Sunday, September 29, 2019

A (Naturalized?) Digital Citizen

This week is the end of my Digital Citizenship course in the Lamar Digital Learning and Leading program. Part of the coursework has been to develop a mantra to embody my philosophy of what digital citizenship means. After considering what actions, thoughts, and principles make up digital citizenship, and thinking about how to encapsulate all of things into one guiding statement, I have concluded that what digital citizenship (and citizenship in general) really means is that every person has the right to strive to reach their full potential and the obligation to do everything possible to enable others to do the same. In short:

Everyone can learn, Everyone can grow. Clear the path.


Everyone Can Learn. Everyone Can Grow. Clear The Path.





Saturday, September 21, 2019

The Worst of the Best

This week's focus in my graduate coursework on digital citizenship has been particularly heartbreaking, as it has involved looking at how some people are able to take some the greatest tools for communication and information-sharing the world has ever known and, rather than use them for personal and societal growth, twist them into methods for tormenting others. 


Sunday, September 15, 2019

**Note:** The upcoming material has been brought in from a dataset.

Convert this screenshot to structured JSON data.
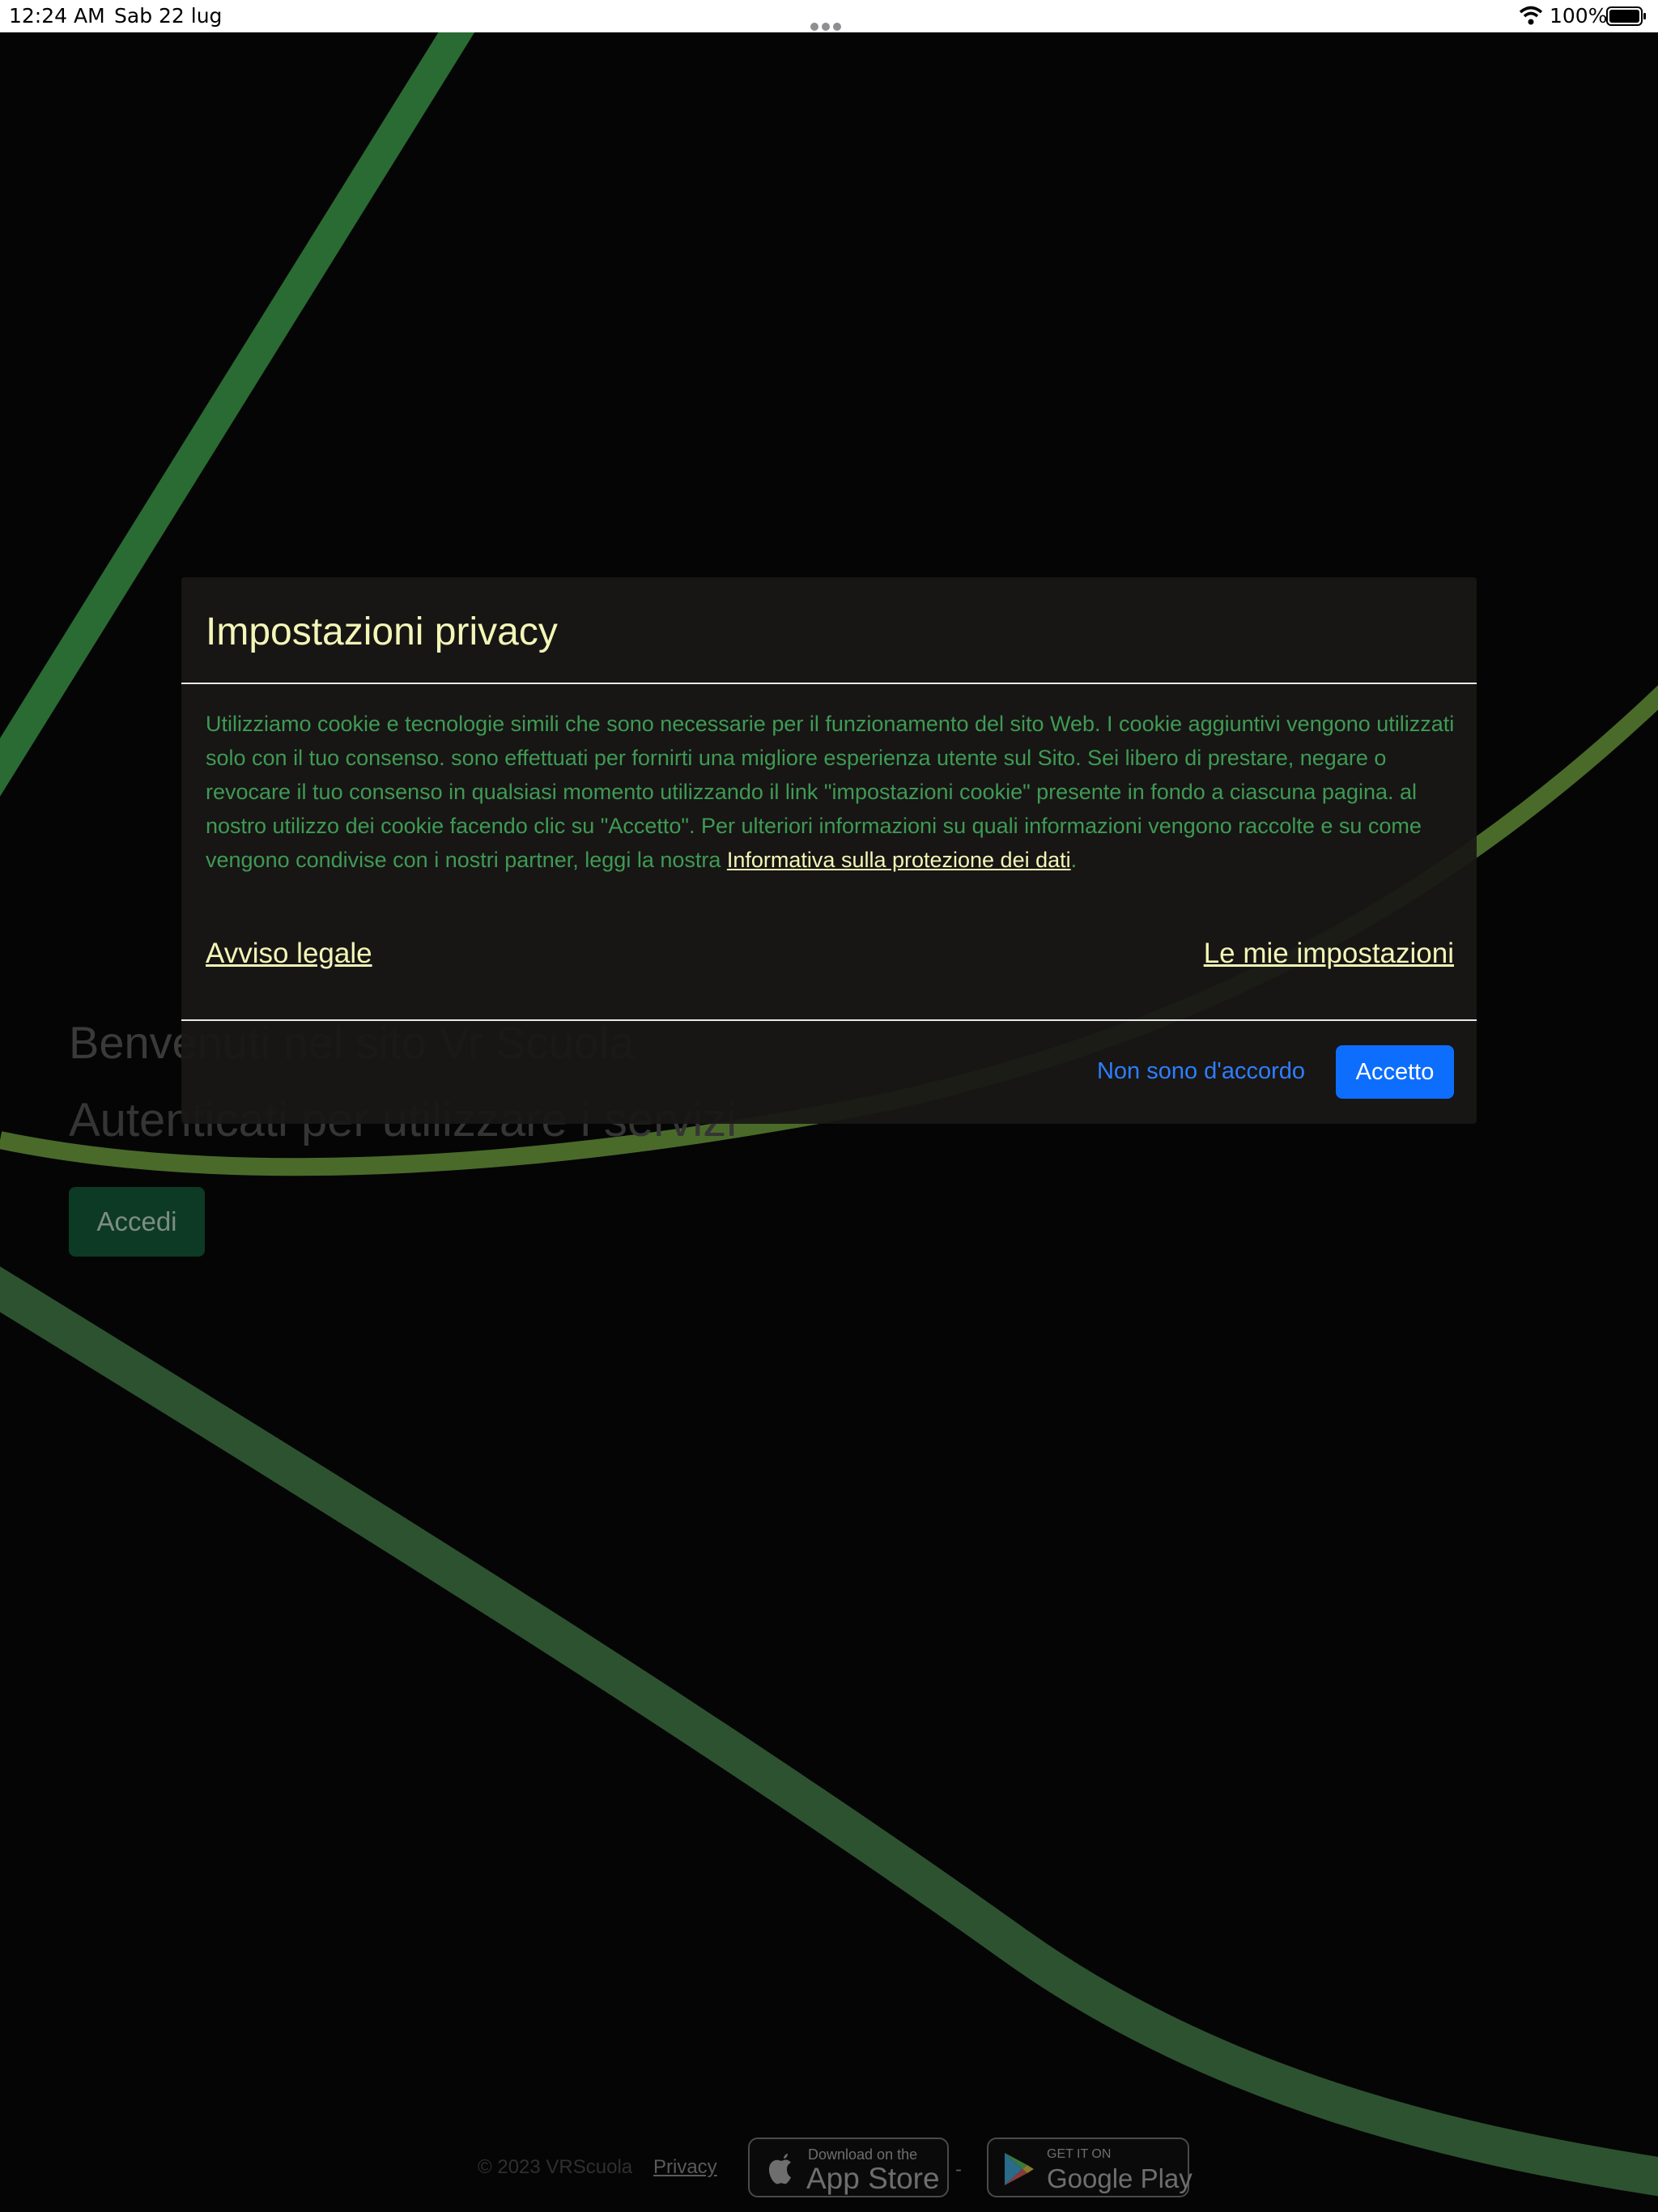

Copyright: Protecting Creators For 3 Centuries and Counting (Maybe)

The notion of copyright--actually a set of rights held by the originator of a creative work--is an old and important one. Copyright establishes the sole right of a work's creator to publicize, duplicate, modify, and sell that work. Its current essential form, in which copyright is established and protected for creators by the government, dates back over 300 years, to the British Parliament and the Statute of Anne in 1710. Indeed, one of the earliest laws in the newly-formed United States of America was the Copyright Act of 1790. While the details and mechanisms of copyright protection have evolved over the years both in the U.S. and worldwide, the notion that creators enjoy some rights and require some protections has been a vital component of creative and intellectual progress.

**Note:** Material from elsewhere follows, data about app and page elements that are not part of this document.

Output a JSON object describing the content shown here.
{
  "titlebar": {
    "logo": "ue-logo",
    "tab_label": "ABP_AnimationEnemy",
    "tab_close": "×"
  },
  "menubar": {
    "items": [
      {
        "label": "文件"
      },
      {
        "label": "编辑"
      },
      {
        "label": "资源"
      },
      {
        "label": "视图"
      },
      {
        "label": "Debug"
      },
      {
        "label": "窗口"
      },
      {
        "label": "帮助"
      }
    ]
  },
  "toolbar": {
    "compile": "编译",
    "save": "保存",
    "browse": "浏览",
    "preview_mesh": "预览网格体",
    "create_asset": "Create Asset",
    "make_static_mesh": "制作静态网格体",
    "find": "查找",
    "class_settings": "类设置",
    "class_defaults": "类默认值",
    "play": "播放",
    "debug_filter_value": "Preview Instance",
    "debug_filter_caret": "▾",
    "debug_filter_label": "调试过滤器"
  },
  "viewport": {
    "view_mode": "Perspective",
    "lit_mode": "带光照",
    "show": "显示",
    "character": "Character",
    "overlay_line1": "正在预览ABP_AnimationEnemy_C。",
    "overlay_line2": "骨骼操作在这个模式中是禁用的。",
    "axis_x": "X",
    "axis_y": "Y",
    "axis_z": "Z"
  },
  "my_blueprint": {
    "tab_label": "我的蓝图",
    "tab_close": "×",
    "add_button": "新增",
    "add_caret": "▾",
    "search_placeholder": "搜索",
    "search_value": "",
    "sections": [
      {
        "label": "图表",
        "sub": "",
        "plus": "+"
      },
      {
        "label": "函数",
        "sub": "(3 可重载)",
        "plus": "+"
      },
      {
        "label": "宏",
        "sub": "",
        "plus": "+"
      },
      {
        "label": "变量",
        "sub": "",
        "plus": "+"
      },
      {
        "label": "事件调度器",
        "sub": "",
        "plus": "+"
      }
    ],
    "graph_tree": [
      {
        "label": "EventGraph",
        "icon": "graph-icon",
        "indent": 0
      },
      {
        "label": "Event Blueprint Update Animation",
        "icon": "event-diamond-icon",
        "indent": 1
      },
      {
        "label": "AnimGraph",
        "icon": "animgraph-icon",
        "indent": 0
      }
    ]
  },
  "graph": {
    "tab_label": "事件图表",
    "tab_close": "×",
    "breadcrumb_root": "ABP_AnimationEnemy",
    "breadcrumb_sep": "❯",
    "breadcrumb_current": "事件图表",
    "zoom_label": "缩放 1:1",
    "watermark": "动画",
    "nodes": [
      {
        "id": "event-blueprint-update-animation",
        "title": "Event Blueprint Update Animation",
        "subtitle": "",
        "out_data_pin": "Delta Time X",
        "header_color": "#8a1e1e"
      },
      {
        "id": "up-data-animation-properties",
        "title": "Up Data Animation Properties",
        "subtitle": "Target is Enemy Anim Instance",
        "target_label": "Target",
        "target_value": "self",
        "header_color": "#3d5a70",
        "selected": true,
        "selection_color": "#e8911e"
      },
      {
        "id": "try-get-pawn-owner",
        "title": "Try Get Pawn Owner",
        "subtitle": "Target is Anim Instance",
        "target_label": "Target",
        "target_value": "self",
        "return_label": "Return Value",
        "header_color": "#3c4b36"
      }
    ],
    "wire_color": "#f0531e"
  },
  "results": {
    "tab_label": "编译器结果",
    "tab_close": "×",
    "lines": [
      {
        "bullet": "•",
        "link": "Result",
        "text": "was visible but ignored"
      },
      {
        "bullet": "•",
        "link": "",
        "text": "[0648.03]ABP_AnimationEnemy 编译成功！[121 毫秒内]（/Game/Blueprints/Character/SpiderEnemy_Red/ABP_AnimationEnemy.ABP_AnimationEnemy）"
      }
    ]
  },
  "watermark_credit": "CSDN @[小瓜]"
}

Sunday, September 8, 2019

The Digital Non-Natives Are Restless

As part of my graduate coursework this week, I was assigned to do a Google search on myself, in order to determine my digital footprint. I was both delighted and dismayed to discover that I have next to no Google-able footprint. Delighted because, as a digital non-native, the idea of anyone in the world being able to discover large amounts of information about me (even innocuous information that I wouldn't think twice about sharing if asked) with a few clicks on a keyboard is still a little mind-blowing, and dismayed because, while I myself am apparently hard to find online, there are plenty of others with names similar to mine who readily appear, and most of these people do not appear to be people I want to be mistaken for. It appears that arrest and prison records come up fairly easily on Google (and Bing, and Yahoo). It also appears that my name is way more common than I think.


Monday, September 2, 2019

On Digital Citizenship


The first week of my latest graduate class, Digital Citizenship, has come and gone, and has led me to examine two main concepts: my own definition of what the term "digital citizenship" means, and the most vital elements of that citizenship.